Source records.
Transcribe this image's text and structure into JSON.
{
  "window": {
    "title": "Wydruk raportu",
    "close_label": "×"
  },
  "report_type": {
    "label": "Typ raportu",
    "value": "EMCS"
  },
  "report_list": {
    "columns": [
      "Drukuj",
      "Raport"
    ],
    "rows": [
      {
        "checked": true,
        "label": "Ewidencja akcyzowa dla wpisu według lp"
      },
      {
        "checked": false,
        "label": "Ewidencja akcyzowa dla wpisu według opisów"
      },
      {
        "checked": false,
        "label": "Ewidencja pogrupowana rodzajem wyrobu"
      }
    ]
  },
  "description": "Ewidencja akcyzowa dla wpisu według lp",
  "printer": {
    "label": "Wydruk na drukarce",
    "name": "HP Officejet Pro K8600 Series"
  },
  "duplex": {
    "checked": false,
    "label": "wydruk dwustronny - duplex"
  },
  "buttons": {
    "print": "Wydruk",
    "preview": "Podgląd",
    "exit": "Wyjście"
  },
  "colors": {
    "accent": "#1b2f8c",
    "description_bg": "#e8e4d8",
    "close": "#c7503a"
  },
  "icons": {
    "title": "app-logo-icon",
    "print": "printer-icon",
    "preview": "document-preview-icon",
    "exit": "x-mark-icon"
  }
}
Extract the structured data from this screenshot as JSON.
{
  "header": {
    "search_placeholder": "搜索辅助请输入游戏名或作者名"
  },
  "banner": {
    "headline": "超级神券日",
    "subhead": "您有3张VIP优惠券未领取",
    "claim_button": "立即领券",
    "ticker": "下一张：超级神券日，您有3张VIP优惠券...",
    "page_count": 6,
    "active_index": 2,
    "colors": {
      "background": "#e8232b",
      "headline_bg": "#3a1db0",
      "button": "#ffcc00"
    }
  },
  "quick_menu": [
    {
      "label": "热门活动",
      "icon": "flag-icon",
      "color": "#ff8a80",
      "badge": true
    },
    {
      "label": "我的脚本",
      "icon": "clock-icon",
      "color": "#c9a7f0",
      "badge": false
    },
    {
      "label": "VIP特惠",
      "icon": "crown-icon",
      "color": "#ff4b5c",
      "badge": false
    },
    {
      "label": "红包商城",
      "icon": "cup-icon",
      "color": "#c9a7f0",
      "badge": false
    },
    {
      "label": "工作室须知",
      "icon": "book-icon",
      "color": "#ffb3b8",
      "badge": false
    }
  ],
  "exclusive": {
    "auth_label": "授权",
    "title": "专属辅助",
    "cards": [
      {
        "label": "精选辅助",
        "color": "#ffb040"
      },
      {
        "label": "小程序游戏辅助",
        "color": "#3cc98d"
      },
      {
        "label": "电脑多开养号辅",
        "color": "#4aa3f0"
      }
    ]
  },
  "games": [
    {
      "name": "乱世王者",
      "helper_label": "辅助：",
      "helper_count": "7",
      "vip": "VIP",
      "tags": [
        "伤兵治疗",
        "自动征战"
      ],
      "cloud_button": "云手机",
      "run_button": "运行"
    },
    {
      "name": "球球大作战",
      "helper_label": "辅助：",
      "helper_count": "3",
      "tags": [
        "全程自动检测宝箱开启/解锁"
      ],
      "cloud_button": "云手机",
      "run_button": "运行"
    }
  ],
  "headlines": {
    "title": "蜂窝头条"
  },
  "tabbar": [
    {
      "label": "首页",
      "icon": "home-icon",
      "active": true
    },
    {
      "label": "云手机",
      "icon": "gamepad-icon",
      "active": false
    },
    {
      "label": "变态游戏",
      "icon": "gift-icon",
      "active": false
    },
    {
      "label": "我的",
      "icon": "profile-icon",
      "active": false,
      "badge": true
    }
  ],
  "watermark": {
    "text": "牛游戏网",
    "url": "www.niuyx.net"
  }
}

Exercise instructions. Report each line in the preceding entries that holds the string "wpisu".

Solution for this problem.
        "label": "Ewidencja akcyzowa dla wpisu według lp"
        "label": "Ewidencja akcyzowa dla wpisu według opisów"
  "description": "Ewidencja akcyzowa dla wpisu według lp",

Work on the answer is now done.